Once your pan is greased up, you’ll have to decide how you want to cook your wagyu. If you’re aiming for medium rare, you’ll want to sear it for about four minutes on each side. If you prefer your steak a little redder, then about three minutes per side should suffice to get the steak to a rare temperature.

Be sure to check your steak using either a meat thermometer or touch it to feel how much give the steak has. If you feel like your steak is ready to go, then you can take it out of the pan and leave it to rest on a cutting board. You’ll want to wait between five and ten minutes to allow the juices to settle and the steak to finish cooking.

Grilling Wagyu

The potential for flare ups means that many people scoff at the idea of grilling wagyu steak, but there are a few ways to minimize this. If you want to grill the steak traditionally, you can do so using a hibachi over Japanese charcoal, which is known as binchotan. 

To make it easier to dodge any flare ups that occur, even with this advanced setup, you’ll want to make sure that you cut your steak into smaller parts before you put it on the grill. This will allow you to quickly maneuver the steak around the grate without having to worry about some parts getting cooked unevenly due to the flames.

Grilling wagyu will still lock in the juices and provide the sear that you’re looking for as long as you make sure to pay the utmost attention to it over the course of its cooking time.
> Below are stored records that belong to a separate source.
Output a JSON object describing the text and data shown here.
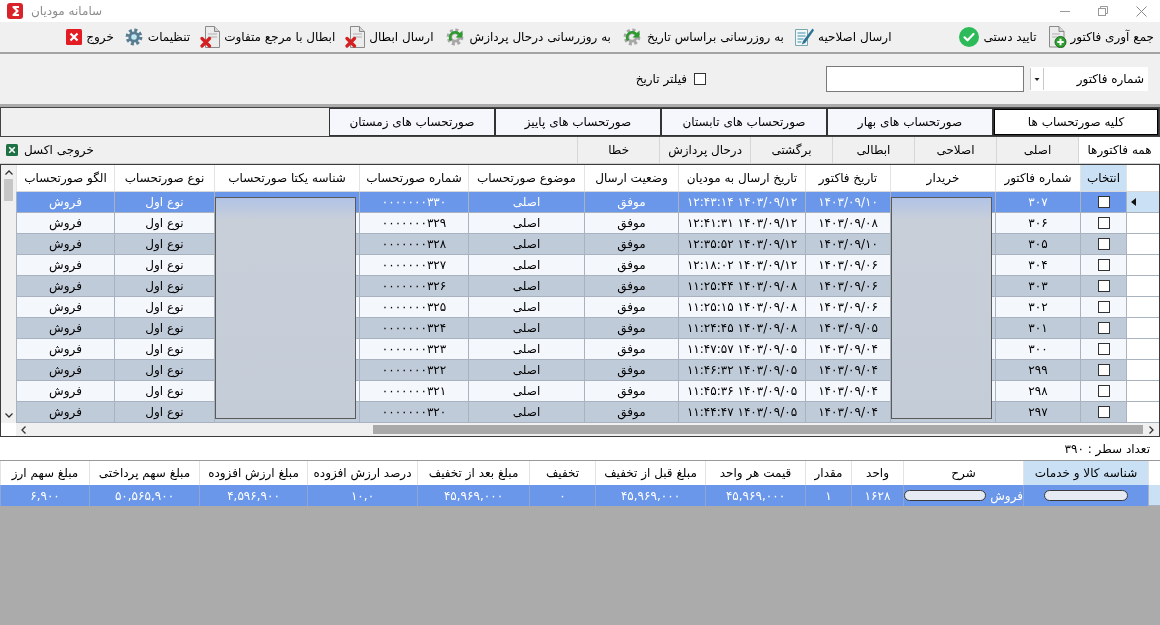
{
  "window": {
    "title": "سامانه مودیان"
  },
  "toolbar": {
    "groups": [
      {
        "items": [
          {
            "label": "جمع آوری فاکتور",
            "kind": "collect"
          },
          {
            "label": "تایید دستی",
            "kind": "confirm"
          }
        ]
      },
      {
        "items": [
          {
            "label": "ارسال اصلاحیه",
            "kind": "amend"
          },
          {
            "label": "به روزرسانی براساس تاریخ",
            "kind": "refresh"
          },
          {
            "label": "به روزرسانی درحال پردازش",
            "kind": "refresh"
          },
          {
            "label": "ارسال ابطال",
            "kind": "void"
          },
          {
            "label": "ابطال با مرجع متفاوت",
            "kind": "void"
          },
          {
            "label": "تنظیمات",
            "kind": "settings"
          },
          {
            "label": "خروج",
            "kind": "exit"
          }
        ]
      }
    ]
  },
  "filter": {
    "field": {
      "value": "شماره فاکتور"
    },
    "date_filter": {
      "label": "فیلتر تاریخ",
      "checked": false
    }
  },
  "period_tabs": [
    {
      "label": "کلیه صورتحساب ها",
      "selected": true
    },
    {
      "label": "صورتحساب های بهار",
      "selected": false
    },
    {
      "label": "صورتحساب های تابستان",
      "selected": false
    },
    {
      "label": "صورتحساب های پاییز",
      "selected": false
    },
    {
      "label": "صورتحساب های زمستان",
      "selected": false
    }
  ],
  "status_tabs": [
    {
      "label": "همه فاکتورها",
      "selected": true
    },
    {
      "label": "اصلی",
      "selected": false
    },
    {
      "label": "اصلاحی",
      "selected": false
    },
    {
      "label": "ابطالی",
      "selected": false
    },
    {
      "label": "برگشتی",
      "selected": false
    },
    {
      "label": "درحال پردازش",
      "selected": false
    },
    {
      "label": "خطا",
      "selected": false
    }
  ],
  "export_button": {
    "label": "خروجی اکسل"
  },
  "invoices": {
    "columns": [
      {
        "label": "انتخاب",
        "kind": "checkbox",
        "highlighted": true
      },
      {
        "label": "شماره فاکتور",
        "kind": "text",
        "highlighted": false
      },
      {
        "label": "خریدار",
        "kind": "redacted",
        "highlighted": false
      },
      {
        "label": "تاریخ فاکتور",
        "kind": "text",
        "highlighted": false
      },
      {
        "label": "تاریخ ارسال به مودیان",
        "kind": "text",
        "highlighted": false
      },
      {
        "label": "وضعیت ارسال",
        "kind": "text",
        "highlighted": false
      },
      {
        "label": "موضوع صورتحساب",
        "kind": "text",
        "highlighted": false
      },
      {
        "label": "شماره صورتحساب",
        "kind": "text",
        "highlighted": false
      },
      {
        "label": "شناسه یکتا صورتحساب",
        "kind": "redacted",
        "highlighted": false
      },
      {
        "label": "نوع صورتحساب",
        "kind": "text",
        "highlighted": false
      },
      {
        "label": "الگو صورتحساب",
        "kind": "text",
        "highlighted": false
      }
    ],
    "rows": [
      {
        "selected": true,
        "checked": false,
        "values": [
          "۳۰۷",
          "۱۴۰۳/۰۹/۱۰",
          "۱۴۰۳/۰۹/۱۲ ۱۲:۴۳:۱۴",
          "موفق",
          "اصلی",
          "۰۰۰۰۰۰۰۳۳۰",
          "نوع اول",
          "فروش"
        ]
      },
      {
        "selected": false,
        "checked": false,
        "values": [
          "۳۰۶",
          "۱۴۰۳/۰۹/۰۸",
          "۱۴۰۳/۰۹/۱۲ ۱۲:۴۱:۳۱",
          "موفق",
          "اصلی",
          "۰۰۰۰۰۰۰۳۲۹",
          "نوع اول",
          "فروش"
        ]
      },
      {
        "selected": false,
        "checked": false,
        "values": [
          "۳۰۵",
          "۱۴۰۳/۰۹/۱۰",
          "۱۴۰۳/۰۹/۱۲ ۱۲:۳۵:۵۲",
          "موفق",
          "اصلی",
          "۰۰۰۰۰۰۰۳۲۸",
          "نوع اول",
          "فروش"
        ]
      },
      {
        "selected": false,
        "checked": false,
        "values": [
          "۳۰۴",
          "۱۴۰۳/۰۹/۰۶",
          "۱۴۰۳/۰۹/۱۲ ۱۲:۱۸:۰۲",
          "موفق",
          "اصلی",
          "۰۰۰۰۰۰۰۳۲۷",
          "نوع اول",
          "فروش"
        ]
      },
      {
        "selected": false,
        "checked": false,
        "values": [
          "۳۰۳",
          "۱۴۰۳/۰۹/۰۶",
          "۱۴۰۳/۰۹/۰۸ ۱۱:۲۵:۴۴",
          "موفق",
          "اصلی",
          "۰۰۰۰۰۰۰۳۲۶",
          "نوع اول",
          "فروش"
        ]
      },
      {
        "selected": false,
        "checked": false,
        "values": [
          "۳۰۲",
          "۱۴۰۳/۰۹/۰۶",
          "۱۴۰۳/۰۹/۰۸ ۱۱:۲۵:۱۵",
          "موفق",
          "اصلی",
          "۰۰۰۰۰۰۰۳۲۵",
          "نوع اول",
          "فروش"
        ]
      },
      {
        "selected": false,
        "checked": false,
        "values": [
          "۳۰۱",
          "۱۴۰۳/۰۹/۰۵",
          "۱۴۰۳/۰۹/۰۸ ۱۱:۲۴:۴۵",
          "موفق",
          "اصلی",
          "۰۰۰۰۰۰۰۳۲۴",
          "نوع اول",
          "فروش"
        ]
      },
      {
        "selected": false,
        "checked": false,
        "values": [
          "۳۰۰",
          "۱۴۰۳/۰۹/۰۴",
          "۱۴۰۳/۰۹/۰۵ ۱۱:۴۷:۵۷",
          "موفق",
          "اصلی",
          "۰۰۰۰۰۰۰۳۲۳",
          "نوع اول",
          "فروش"
        ]
      },
      {
        "selected": false,
        "checked": false,
        "values": [
          "۲۹۹",
          "۱۴۰۳/۰۹/۰۴",
          "۱۴۰۳/۰۹/۰۵ ۱۱:۴۶:۳۲",
          "موفق",
          "اصلی",
          "۰۰۰۰۰۰۰۳۲۲",
          "نوع اول",
          "فروش"
        ]
      },
      {
        "selected": false,
        "checked": false,
        "values": [
          "۲۹۸",
          "۱۴۰۳/۰۹/۰۴",
          "۱۴۰۳/۰۹/۰۵ ۱۱:۴۵:۳۶",
          "موفق",
          "اصلی",
          "۰۰۰۰۰۰۰۳۲۱",
          "نوع اول",
          "فروش"
        ]
      },
      {
        "selected": false,
        "checked": false,
        "values": [
          "۲۹۷",
          "۱۴۰۳/۰۹/۰۴",
          "۱۴۰۳/۰۹/۰۵ ۱۱:۴۴:۴۷",
          "موفق",
          "اصلی",
          "۰۰۰۰۰۰۰۳۲۰",
          "نوع اول",
          "فروش"
        ]
      }
    ]
  },
  "row_count": "تعداد سطر : ۳۹۰",
  "items_table": {
    "columns": [
      {
        "label": "شناسه کالا و خدمات",
        "highlighted": true
      },
      {
        "label": "شرح",
        "highlighted": false
      },
      {
        "label": "واحد",
        "highlighted": false
      },
      {
        "label": "مقدار",
        "highlighted": false
      },
      {
        "label": "قیمت هر واحد",
        "highlighted": false
      },
      {
        "label": "مبلغ قبل از تخفیف",
        "highlighted": false
      },
      {
        "label": "تخفیف",
        "highlighted": false
      },
      {
        "label": "مبلغ بعد از تخفیف",
        "highlighted": false
      },
      {
        "label": "درصد ارزش افزوده",
        "highlighted": false
      },
      {
        "label": "مبلغ ارزش افزوده",
        "highlighted": false
      },
      {
        "label": "مبلغ سهم پرداختی",
        "highlighted": false
      },
      {
        "label": "مبلغ سهم ارز",
        "highlighted": false
      }
    ],
    "rows": [
      {
        "selected": true,
        "cells": [
          {
            "redacted": true
          },
          {
            "text": "فروش",
            "redacted": true
          },
          {
            "text": "۱۶۲۸",
            "redacted": false
          },
          {
            "text": "۱",
            "redacted": false
          },
          {
            "text": "۴۵,۹۶۹,۰۰۰",
            "redacted": false
          },
          {
            "text": "۴۵,۹۶۹,۰۰۰",
            "redacted": false
          },
          {
            "text": "۰",
            "redacted": false
          },
          {
            "text": "۴۵,۹۶۹,۰۰۰",
            "redacted": false
          },
          {
            "text": "۱۰,۰",
            "redacted": false
          },
          {
            "text": "۴,۵۹۶,۹۰۰",
            "redacted": false
          },
          {
            "text": "۵۰,۵۶۵,۹۰۰",
            "redacted": false
          },
          {
            "text": "۶,۹۰۰",
            "redacted": false
          }
        ]
      }
    ]
  }
}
It will also give it a unique char that adds to the flavor without overpowering it, provided you use binchotan as your fuel.

Keep in mind that grilling is only recommended for authentic Japanese wagyu because of its intense marbling, which will ensure that it doesn’t end up drying out while it’s on the grill.